_Requirement_. Return the full set of entries exactly. Omit none.

_Dataset_.
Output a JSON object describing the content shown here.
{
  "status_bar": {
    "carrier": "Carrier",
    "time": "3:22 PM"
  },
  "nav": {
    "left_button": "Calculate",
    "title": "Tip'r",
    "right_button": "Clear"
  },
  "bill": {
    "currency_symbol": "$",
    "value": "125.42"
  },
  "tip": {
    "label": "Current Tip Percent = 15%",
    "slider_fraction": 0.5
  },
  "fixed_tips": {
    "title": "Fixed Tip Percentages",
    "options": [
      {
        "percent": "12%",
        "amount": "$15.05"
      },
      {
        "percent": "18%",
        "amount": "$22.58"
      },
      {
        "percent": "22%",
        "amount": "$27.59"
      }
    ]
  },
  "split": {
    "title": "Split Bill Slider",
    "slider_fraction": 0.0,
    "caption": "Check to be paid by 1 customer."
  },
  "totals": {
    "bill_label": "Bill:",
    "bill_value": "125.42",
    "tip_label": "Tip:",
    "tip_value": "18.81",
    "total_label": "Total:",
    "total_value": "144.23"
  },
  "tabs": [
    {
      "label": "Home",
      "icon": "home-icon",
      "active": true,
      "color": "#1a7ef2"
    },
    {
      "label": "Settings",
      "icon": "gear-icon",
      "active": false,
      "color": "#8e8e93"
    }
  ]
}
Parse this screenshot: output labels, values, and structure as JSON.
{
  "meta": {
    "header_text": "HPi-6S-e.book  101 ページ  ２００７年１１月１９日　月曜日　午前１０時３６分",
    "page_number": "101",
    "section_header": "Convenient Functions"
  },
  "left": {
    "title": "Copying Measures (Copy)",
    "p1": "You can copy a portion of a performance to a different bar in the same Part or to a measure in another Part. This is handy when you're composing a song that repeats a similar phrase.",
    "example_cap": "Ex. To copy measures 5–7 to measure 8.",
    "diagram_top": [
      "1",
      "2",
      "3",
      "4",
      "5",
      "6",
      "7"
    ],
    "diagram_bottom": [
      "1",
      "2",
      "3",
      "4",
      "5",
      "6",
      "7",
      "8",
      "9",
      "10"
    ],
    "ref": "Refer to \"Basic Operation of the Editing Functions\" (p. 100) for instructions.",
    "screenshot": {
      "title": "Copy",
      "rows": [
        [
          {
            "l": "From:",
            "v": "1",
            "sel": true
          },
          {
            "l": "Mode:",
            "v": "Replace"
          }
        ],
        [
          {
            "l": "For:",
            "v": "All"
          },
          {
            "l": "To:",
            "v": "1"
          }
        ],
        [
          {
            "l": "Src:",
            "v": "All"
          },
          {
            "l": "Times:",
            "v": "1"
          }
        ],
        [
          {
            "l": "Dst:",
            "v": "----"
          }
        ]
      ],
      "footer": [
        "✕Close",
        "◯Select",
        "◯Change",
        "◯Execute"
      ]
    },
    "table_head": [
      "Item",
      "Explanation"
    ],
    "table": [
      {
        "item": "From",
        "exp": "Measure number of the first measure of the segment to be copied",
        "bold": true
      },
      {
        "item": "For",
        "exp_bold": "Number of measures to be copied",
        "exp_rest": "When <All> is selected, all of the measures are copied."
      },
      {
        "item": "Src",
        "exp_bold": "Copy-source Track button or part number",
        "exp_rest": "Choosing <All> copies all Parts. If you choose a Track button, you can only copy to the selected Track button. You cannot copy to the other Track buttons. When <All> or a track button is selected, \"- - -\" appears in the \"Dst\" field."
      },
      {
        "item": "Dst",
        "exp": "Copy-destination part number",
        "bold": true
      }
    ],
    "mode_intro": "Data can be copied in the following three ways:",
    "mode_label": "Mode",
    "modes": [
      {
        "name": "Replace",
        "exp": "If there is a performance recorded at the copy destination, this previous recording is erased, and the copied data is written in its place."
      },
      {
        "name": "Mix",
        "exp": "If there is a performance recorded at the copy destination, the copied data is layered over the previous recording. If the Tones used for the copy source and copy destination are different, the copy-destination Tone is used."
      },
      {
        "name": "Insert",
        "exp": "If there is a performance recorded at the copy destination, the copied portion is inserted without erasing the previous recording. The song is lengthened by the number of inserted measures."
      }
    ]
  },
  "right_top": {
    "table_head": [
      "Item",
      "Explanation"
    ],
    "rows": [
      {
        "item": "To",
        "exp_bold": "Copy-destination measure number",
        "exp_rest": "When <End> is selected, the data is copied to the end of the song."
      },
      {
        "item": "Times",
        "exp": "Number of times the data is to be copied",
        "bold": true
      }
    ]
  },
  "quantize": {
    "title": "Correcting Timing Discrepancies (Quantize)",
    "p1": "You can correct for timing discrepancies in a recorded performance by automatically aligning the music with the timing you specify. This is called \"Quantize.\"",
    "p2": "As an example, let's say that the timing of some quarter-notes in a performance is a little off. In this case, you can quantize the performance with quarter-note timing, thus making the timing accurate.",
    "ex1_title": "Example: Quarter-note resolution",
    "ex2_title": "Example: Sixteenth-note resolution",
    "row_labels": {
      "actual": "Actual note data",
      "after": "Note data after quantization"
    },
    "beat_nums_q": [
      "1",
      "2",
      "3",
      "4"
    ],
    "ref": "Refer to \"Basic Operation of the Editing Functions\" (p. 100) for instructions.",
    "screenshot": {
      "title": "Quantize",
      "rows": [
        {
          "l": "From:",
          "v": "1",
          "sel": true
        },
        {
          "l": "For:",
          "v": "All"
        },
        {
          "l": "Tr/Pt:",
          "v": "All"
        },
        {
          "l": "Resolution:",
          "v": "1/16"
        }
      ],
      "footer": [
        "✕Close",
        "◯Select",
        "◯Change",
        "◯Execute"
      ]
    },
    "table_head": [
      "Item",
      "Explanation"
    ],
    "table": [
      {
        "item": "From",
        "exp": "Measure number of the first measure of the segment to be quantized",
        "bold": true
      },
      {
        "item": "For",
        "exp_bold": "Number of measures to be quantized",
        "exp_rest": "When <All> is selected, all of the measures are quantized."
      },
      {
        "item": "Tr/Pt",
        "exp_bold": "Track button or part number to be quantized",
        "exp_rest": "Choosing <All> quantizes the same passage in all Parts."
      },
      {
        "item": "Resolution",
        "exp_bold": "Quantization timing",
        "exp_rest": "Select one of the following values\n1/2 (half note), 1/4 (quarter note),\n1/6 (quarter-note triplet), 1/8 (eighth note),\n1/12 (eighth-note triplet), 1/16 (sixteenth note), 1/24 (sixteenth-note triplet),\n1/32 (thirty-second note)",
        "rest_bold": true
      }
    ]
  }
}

_Task result_.
Output a JSON object describing the content shown here.
{
  "status_bar": {
    "carrier": "Carrier",
    "time": "3:22 PM"
  },
  "nav": {
    "left_button": "Calculate",
    "title": "Tip'r",
    "right_button": "Clear"
  },
  "bill": {
    "currency_symbol": "$",
    "value": "125.42"
  },
  "tip": {
    "label": "Current Tip Percent = 15%",
    "slider_fraction": 0.5
  },
  "fixed_tips": {
    "title": "Fixed Tip Percentages",
    "options": [
      {
        "percent": "12%",
        "amount": "$15.05"
      },
      {
        "percent": "18%",
        "amount": "$22.58"
      },
      {
        "percent": "22%",
        "amount": "$27.59"
      }
    ]
  },
  "split": {
    "title": "Split Bill Slider",
    "slider_fraction": 0.0,
    "caption": "Check to be paid by 1 customer."
  },
  "totals": {
    "bill_label": "Bill:",
    "bill_value": "125.42",
    "tip_label": "Tip:",
    "tip_value": "18.81",
    "total_label": "Total:",
    "total_value": "144.23"
  },
  "tabs": [
    {
      "label": "Home",
      "icon": "home-icon",
      "active": true,
      "color": "#1a7ef2"
    },
    {
      "label": "Settings",
      "icon": "gear-icon",
      "active": false,
      "color": "#8e8e93"
    }
  ]
}
Parse this screenshot: output labels, values, and structure as JSON.
{
  "meta": {
    "header_text": "HPi-6S-e.book  101 ページ  ２００７年１１月１９日　月曜日　午前１０時３６分",
    "page_number": "101",
    "section_header": "Convenient Functions"
  },
  "left": {
    "title": "Copying Measures (Copy)",
    "p1": "You can copy a portion of a performance to a different bar in the same Part or to a measure in another Part. This is handy when you're composing a song that repeats a similar phrase.",
    "example_cap": "Ex. To copy measures 5–7 to measure 8.",
    "diagram_top": [
      "1",
      "2",
      "3",
      "4",
      "5",
      "6",
      "7"
    ],
    "diagram_bottom": [
      "1",
      "2",
      "3",
      "4",
      "5",
      "6",
      "7",
      "8",
      "9",
      "10"
    ],
    "ref": "Refer to \"Basic Operation of the Editing Functions\" (p. 100) for instructions.",
    "screenshot": {
      "title": "Copy",
      "rows": [
        [
          {
            "l": "From:",
            "v": "1",
            "sel": true
          },
          {
            "l": "Mode:",
            "v": "Replace"
          }
        ],
        [
          {
            "l": "For:",
            "v": "All"
          },
          {
            "l": "To:",
            "v": "1"
          }
        ],
        [
          {
            "l": "Src:",
            "v": "All"
          },
          {
            "l": "Times:",
            "v": "1"
          }
        ],
        [
          {
            "l": "Dst:",
            "v": "----"
          }
        ]
      ],
      "footer": [
        "✕Close",
        "◯Select",
        "◯Change",
        "◯Execute"
      ]
    },
    "table_head": [
      "Item",
      "Explanation"
    ],
    "table": [
      {
        "item": "From",
        "exp": "Measure number of the first measure of the segment to be copied",
        "bold": true
      },
      {
        "item": "For",
        "exp_bold": "Number of measures to be copied",
        "exp_rest": "When <All> is selected, all of the measures are copied."
      },
      {
        "item": "Src",
        "exp_bold": "Copy-source Track button or part number",
        "exp_rest": "Choosing <All> copies all Parts. If you choose a Track button, you can only copy to the selected Track button. You cannot copy to the other Track buttons. When <All> or a track button is selected, \"- - -\" appears in the \"Dst\" field."
      },
      {
        "item": "Dst",
        "exp": "Copy-destination part number",
        "bold": true
      }
    ],
    "mode_intro": "Data can be copied in the following three ways:",
    "mode_label": "Mode",
    "modes": [
      {
        "name": "Replace",
        "exp": "If there is a performance recorded at the copy destination, this previous recording is erased, and the copied data is written in its place."
      },
      {
        "name": "Mix",
        "exp": "If there is a performance recorded at the copy destination, the copied data is layered over the previous recording. If the Tones used for the copy source and copy destination are different, the copy-destination Tone is used."
      },
      {
        "name": "Insert",
        "exp": "If there is a performance recorded at the copy destination, the copied portion is inserted without erasing the previous recording. The song is lengthened by the number of inserted measures."
      }
    ]
  },
  "right_top": {
    "table_head": [
      "Item",
      "Explanation"
    ],
    "rows": [
      {
        "item": "To",
        "exp_bold": "Copy-destination measure number",
        "exp_rest": "When <End> is selected, the data is copied to the end of the song."
      },
      {
        "item": "Times",
        "exp": "Number of times the data is to be copied",
        "bold": true
      }
    ]
  },
  "quantize": {
    "title": "Correcting Timing Discrepancies (Quantize)",
    "p1": "You can correct for timing discrepancies in a recorded performance by automatically aligning the music with the timing you specify. This is called \"Quantize.\"",
    "p2": "As an example, let's say that the timing of some quarter-notes in a performance is a little off. In this case, you can quantize the performance with quarter-note timing, thus making the timing accurate.",
    "ex1_title": "Example: Quarter-note resolution",
    "ex2_title": "Example: Sixteenth-note resolution",
    "row_labels": {
      "actual": "Actual note data",
      "after": "Note data after quantization"
    },
    "beat_nums_q": [
      "1",
      "2",
      "3",
      "4"
    ],
    "ref": "Refer to \"Basic Operation of the Editing Functions\" (p. 100) for instructions.",
    "screenshot": {
      "title": "Quantize",
      "rows": [
        {
          "l": "From:",
          "v": "1",
          "sel": true
        },
        {
          "l": "For:",
          "v": "All"
        },
        {
          "l": "Tr/Pt:",
          "v": "All"
        },
        {
          "l": "Resolution:",
          "v": "1/16"
        }
      ],
      "footer": [
        "✕Close",
        "◯Select",
        "◯Change",
        "◯Execute"
      ]
    },
    "table_head": [
      "Item",
      "Explanation"
    ],
    "table": [
      {
        "item": "From",
        "exp": "Measure number of the first measure of the segment to be quantized",
        "bold": true
      },
      {
        "item": "For",
        "exp_bold": "Number of measures to be quantized",
        "exp_rest": "When <All> is selected, all of the measures are quantized."
      },
      {
        "item": "Tr/Pt",
        "exp_bold": "Track button or part number to be quantized",
        "exp_rest": "Choosing <All> quantizes the same passage in all Parts."
      },
      {
        "item": "Resolution",
        "exp_bold": "Quantization timing",
        "exp_rest": "Select one of the following values\n1/2 (half note), 1/4 (quarter note),\n1/6 (quarter-note triplet), 1/8 (eighth note),\n1/12 (eighth-note triplet), 1/16 (sixteenth note), 1/24 (sixteenth-note triplet),\n1/32 (thirty-second note)",
        "rest_bold": true
      }
    ]
  }
}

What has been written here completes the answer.